(The problem):
Count every line below containing "Cache"; state the number only.

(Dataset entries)
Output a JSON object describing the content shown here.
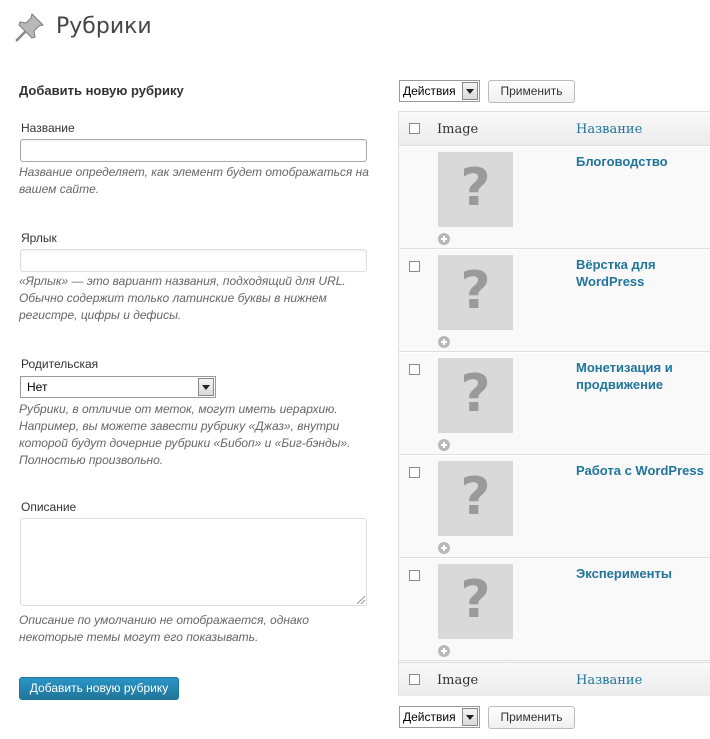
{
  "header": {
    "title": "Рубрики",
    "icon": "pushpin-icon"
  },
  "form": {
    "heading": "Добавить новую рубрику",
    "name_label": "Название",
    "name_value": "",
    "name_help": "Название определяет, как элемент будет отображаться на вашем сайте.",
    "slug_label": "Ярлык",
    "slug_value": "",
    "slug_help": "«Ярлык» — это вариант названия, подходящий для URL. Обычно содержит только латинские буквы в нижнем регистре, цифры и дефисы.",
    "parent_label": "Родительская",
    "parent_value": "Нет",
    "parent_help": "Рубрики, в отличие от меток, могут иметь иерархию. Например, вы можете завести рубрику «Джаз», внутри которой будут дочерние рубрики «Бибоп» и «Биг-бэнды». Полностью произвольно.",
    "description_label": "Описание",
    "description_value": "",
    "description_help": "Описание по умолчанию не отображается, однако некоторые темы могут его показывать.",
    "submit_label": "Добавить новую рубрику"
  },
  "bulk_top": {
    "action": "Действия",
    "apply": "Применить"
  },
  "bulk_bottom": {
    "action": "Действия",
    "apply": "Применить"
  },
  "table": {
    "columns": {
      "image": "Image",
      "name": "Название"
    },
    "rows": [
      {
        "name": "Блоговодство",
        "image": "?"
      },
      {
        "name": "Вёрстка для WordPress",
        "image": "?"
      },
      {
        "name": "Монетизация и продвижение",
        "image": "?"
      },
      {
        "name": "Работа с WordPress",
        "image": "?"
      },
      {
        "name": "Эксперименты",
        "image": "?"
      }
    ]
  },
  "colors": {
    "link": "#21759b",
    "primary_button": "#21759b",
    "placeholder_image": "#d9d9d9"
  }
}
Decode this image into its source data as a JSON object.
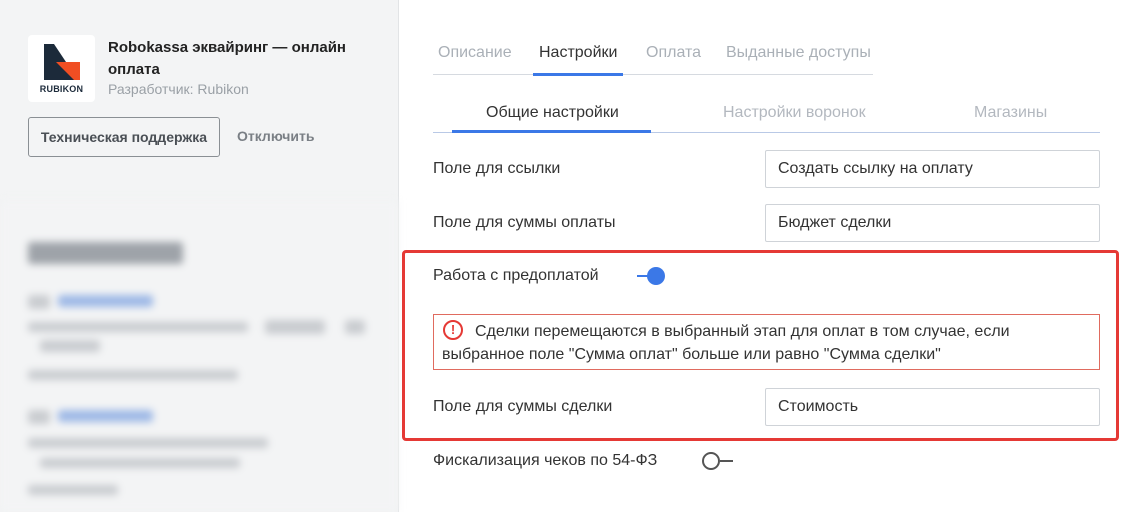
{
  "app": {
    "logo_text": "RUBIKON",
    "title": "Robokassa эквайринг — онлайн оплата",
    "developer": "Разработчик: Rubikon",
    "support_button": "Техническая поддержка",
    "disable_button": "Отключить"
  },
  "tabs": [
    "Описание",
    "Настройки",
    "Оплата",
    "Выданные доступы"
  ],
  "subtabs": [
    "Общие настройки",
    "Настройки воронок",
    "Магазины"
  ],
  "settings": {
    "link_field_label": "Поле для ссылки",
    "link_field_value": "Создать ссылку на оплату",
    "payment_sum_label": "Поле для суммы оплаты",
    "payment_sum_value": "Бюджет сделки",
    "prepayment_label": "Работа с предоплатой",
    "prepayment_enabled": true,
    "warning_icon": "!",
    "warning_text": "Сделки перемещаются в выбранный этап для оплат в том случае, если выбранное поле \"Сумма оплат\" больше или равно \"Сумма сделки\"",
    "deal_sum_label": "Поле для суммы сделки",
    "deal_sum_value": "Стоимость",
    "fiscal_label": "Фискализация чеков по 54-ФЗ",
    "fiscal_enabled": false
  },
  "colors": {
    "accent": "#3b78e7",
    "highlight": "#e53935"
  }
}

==

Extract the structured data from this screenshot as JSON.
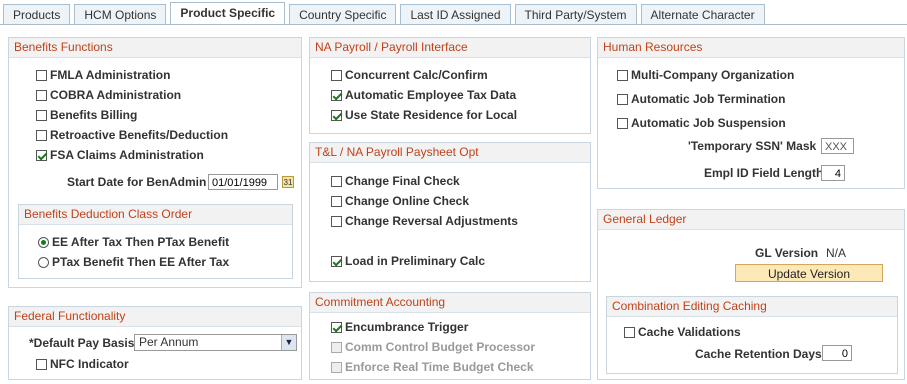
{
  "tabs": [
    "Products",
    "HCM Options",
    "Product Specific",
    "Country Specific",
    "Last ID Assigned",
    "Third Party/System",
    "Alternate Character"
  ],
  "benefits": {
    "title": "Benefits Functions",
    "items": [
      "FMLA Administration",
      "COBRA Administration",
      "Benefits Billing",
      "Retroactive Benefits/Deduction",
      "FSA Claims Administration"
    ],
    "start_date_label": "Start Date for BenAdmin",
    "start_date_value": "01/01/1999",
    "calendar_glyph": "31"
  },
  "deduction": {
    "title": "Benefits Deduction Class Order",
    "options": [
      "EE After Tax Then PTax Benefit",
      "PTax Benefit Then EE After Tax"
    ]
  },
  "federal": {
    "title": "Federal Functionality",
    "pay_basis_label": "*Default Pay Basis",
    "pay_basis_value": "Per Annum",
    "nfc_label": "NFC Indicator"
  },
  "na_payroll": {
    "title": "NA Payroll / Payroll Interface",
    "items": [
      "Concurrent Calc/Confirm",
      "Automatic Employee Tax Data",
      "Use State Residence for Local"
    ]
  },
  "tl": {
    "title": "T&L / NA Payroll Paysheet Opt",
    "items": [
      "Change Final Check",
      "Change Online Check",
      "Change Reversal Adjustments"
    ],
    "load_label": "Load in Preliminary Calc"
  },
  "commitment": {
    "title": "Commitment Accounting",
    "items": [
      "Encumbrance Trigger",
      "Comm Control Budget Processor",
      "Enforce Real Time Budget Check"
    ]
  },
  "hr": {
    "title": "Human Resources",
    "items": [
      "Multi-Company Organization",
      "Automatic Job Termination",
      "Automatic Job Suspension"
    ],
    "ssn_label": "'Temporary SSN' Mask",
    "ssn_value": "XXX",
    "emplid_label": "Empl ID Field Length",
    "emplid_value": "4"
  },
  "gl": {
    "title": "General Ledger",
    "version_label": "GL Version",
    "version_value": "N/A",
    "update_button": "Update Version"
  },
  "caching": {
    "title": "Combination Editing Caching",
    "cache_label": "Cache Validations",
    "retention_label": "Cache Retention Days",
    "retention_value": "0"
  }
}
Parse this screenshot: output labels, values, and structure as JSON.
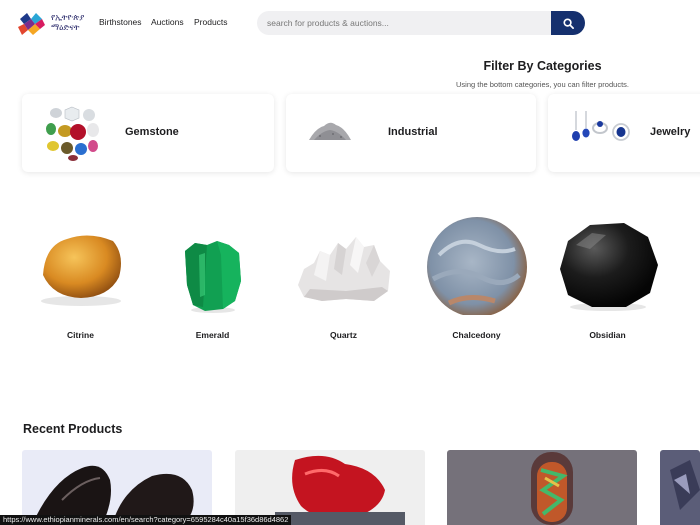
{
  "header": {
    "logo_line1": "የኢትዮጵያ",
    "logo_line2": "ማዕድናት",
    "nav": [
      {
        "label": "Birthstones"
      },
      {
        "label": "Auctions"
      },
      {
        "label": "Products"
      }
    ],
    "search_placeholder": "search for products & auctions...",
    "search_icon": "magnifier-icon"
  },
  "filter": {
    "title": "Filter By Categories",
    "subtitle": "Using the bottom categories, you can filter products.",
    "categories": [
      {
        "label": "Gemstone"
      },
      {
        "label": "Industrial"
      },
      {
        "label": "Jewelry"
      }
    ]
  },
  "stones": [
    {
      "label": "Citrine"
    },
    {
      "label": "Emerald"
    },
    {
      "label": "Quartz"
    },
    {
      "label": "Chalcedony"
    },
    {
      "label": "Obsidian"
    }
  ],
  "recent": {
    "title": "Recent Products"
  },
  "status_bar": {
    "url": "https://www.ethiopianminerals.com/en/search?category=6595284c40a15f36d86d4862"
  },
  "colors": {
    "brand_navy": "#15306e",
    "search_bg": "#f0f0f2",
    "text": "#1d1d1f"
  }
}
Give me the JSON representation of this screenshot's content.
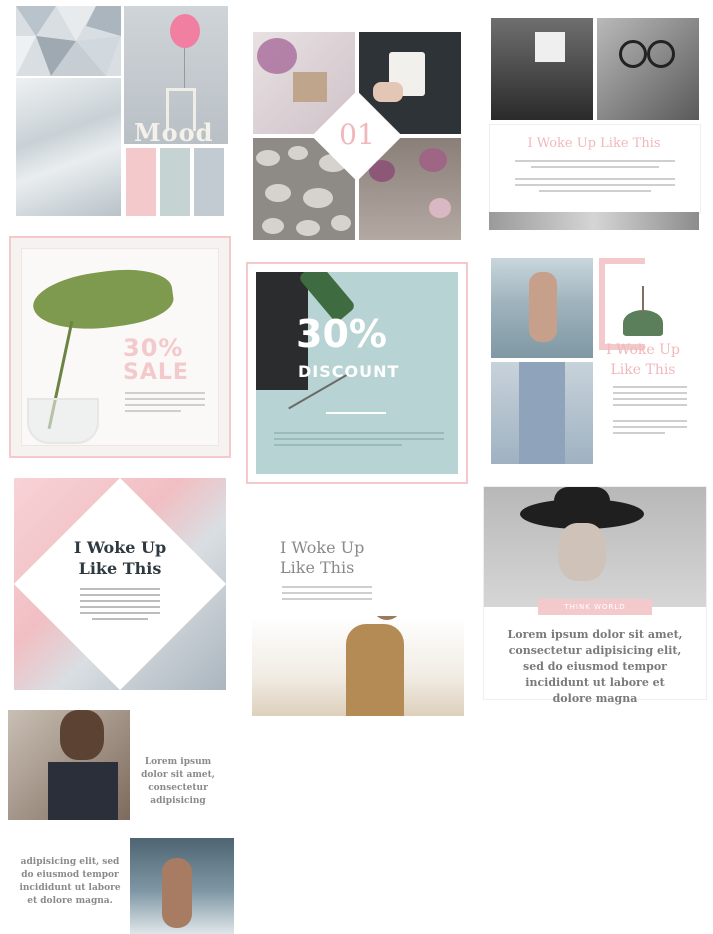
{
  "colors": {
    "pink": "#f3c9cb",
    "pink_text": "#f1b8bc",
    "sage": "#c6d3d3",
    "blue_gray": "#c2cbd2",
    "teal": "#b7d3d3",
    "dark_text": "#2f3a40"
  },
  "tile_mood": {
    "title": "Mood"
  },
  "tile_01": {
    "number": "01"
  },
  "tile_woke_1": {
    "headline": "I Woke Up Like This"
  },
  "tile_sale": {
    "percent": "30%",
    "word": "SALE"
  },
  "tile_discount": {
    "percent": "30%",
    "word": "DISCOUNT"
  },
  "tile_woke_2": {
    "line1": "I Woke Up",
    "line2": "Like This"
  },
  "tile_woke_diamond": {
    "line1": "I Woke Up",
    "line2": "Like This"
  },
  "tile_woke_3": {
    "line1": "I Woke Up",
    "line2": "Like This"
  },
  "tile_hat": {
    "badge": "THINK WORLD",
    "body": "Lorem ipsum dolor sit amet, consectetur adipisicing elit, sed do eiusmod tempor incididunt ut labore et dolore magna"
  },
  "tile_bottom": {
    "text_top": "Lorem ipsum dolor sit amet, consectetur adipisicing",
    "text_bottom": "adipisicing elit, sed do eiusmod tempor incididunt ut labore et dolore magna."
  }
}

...

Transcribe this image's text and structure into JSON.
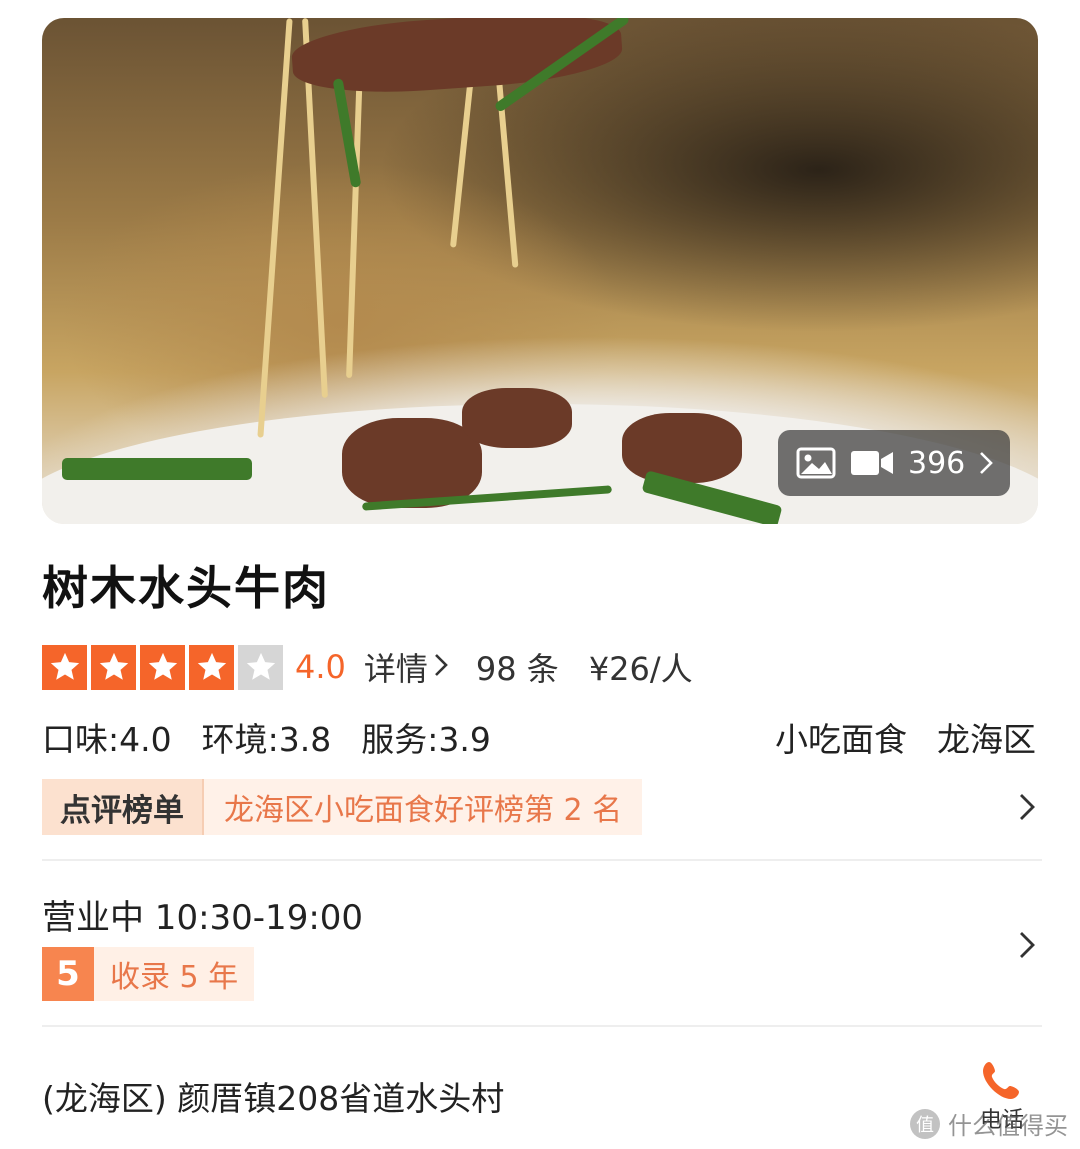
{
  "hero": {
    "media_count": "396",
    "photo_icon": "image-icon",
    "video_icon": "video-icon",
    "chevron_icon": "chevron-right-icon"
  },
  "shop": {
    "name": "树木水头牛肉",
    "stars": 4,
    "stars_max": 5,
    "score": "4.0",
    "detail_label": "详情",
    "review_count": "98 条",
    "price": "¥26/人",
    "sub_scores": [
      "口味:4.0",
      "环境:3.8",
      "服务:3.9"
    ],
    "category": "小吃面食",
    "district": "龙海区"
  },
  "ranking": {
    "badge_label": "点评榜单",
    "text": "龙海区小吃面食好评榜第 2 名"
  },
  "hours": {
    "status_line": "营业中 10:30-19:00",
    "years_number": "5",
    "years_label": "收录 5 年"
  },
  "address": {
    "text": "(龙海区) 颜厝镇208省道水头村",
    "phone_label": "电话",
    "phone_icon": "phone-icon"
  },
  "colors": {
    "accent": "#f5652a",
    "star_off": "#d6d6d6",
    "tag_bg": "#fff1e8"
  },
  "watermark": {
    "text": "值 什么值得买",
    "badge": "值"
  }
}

(Written answer):
2